The NMVCCS data used is a sample of 5,470 crashes. In 9% of them, one or more vehicles experienced tire-related problems before a crash. Out of the tire-related crashes, half (50%) involved a single vehicle. Out of crashes that did not involve tire-related factors, only 31% involved a single vehicle.
The study found a number of specific tire conditions that affect crashes, too. For example, when tires are underinflated by 25% or more, tire problems are three times as likely to be cited as critical events before a crash. Another finding is that of the SUVs that experienced tire problems before a crash, 45% of them rolled over. For other vehicle types than SUVs, though, fewer than 25% experienced tire problems before rolling over.
Tread depth was another factor. Of tires with tread depth in the range of 0 to 2/32 of an inch, 26% were in vehicles that experienced tire-related problems before a crash.

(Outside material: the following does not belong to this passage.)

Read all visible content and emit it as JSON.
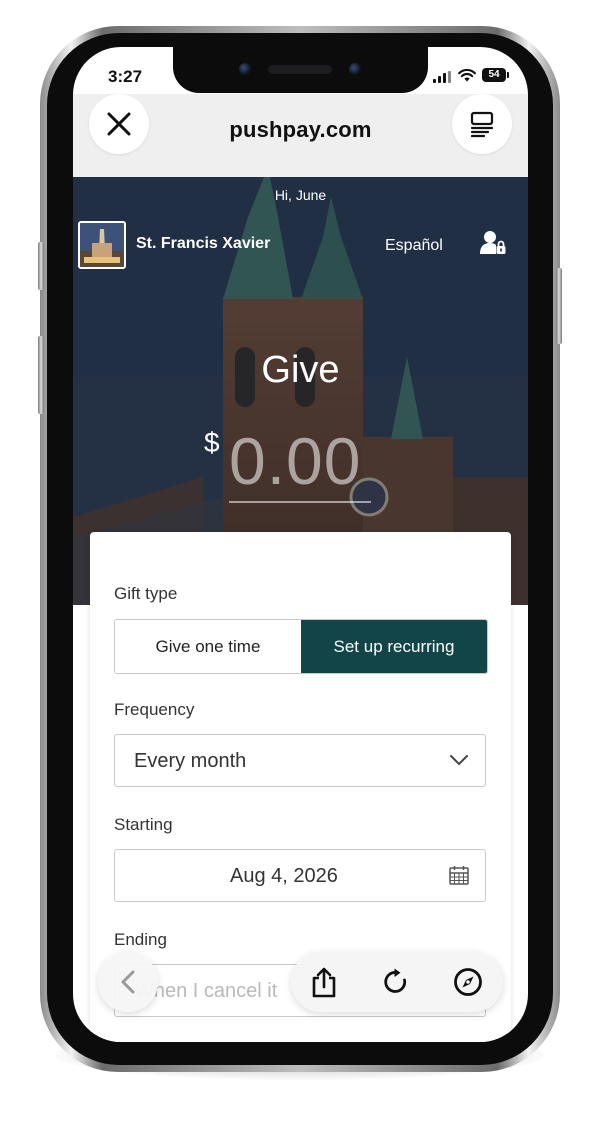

Out of vehicles that had tire tread depths in the 3/32 to 4/32 of an inch range, though, only 8% involved in crashes experienced tire-related problems before the crash occurred.
The study also found that drivers who were less familiar with the vehicles they were driving experienced tire problems before a crash more significantly than “chance,” according to NHTSA.
Lastly, 11.2% of vehicles experienced tire-related problems when road conditions, such as a wet road, a road underwater, or just a slick surface, were present when compared with regular road conditions (only 3.9% of vehicles experienced tire-related problems before a crash).
The National Highway Traffic Safety Administration (NHTSA) will hold a public meeting on Sept. 14 to collect public feedback about its New Car Assessment Program (NCAP) that determines crash worthiness and rollover safety, according to the agency.